AJ’s Car of the Day: 1975 Volkswagen Type 2 ( Bus )

AJ’s Car of the Day: 1975 Volkswagen Type 2 ( Bus )

Car ( Or in this case, Bus ): Volkswagen Type 2 ( Bus )

Year: 1975

What makes it special: Volkswagen’s Type 2, known officially depending on body type as the TransporterKombi or Microbus, or, informally, as the Bus in the US or Camper in the UK, is a forward control panel van introduced in 1950 by the German automaker as its second car model, following and initially deriving from Volkswagen’s first model, the Type 1 Beetle, giving it the factory designation of Type 2. In late 1967, the second generation of the Volkswagen Type 2 (T2) was introduced. It was built in Germany until 1979. Models before 1971 are often called the T2a or “Early Bay”, while models after 1972 are called the T2b or “Late Bay”.

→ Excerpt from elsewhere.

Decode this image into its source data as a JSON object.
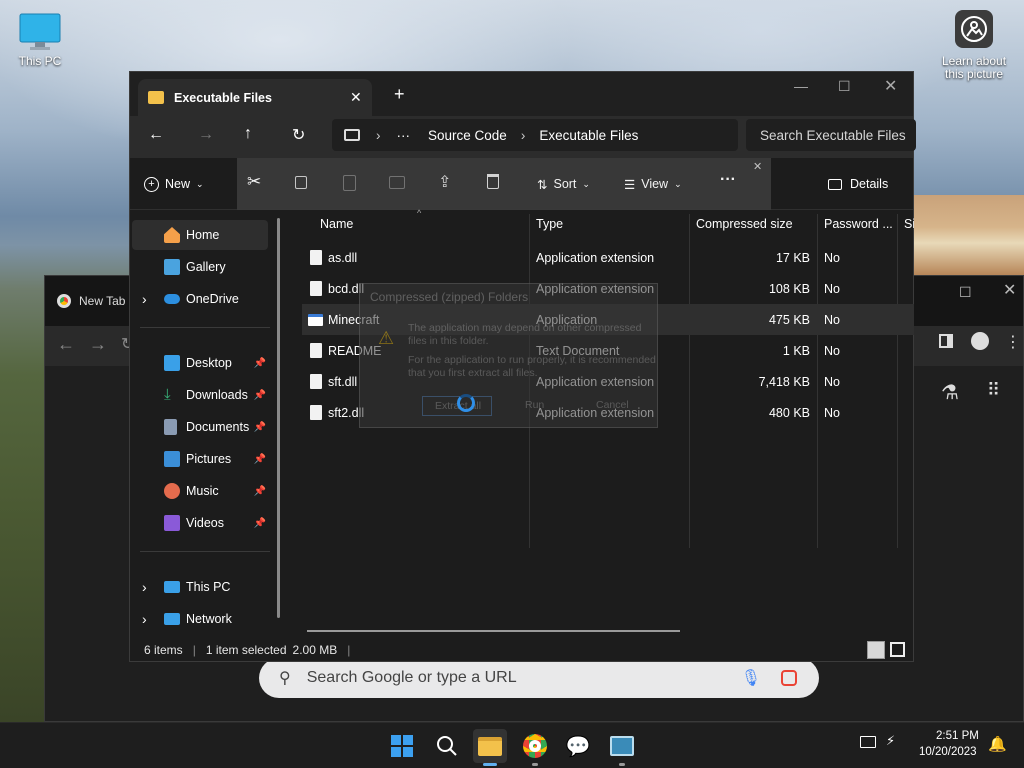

What made it famous: This second-generation Type 2 lost its distinctive split front windshield, and was slightly larger and considerably heavier than its predecessor. The T2b was introduced by way of gradual change over three years. The first models featured rounded bumpers incorporating a step for use when the door was open replaced by indented bumpers without steps on later models, front doors that opened to 90° from the body, no lip on the front guards, unique engine hatches, and crescent air intakes in the D-pillars. By 1974, the T2 had gained its final shape. In 1972, for the 1973 model year, exterior revisions included relocated front turn indicators, squared off and set higher in the valance, above the headlights. Also, square-profiled bumpers, which became standard until the end of the T2 in 1979, were introduced in 1973. The 1975 and later U.S. model years received Bosch L-Jetronic electronic fuel injection as standard equipment; the Type 4 engine was enlarged to 1.8 L and 50 kW DIN. 

Why I would want one: Though they’re no street threat to anyone ( except maybe racing a jogger), they are just fun to drive, and make you smile when you see them.

Fun fact: Like the Beetle, the van has received numerous nicknames worldwide, including the “microbus”, “minibus,” and, because of its popularity during the counterculture movement of the 1960’s, “Hippie Van/Bus” has become its most popular.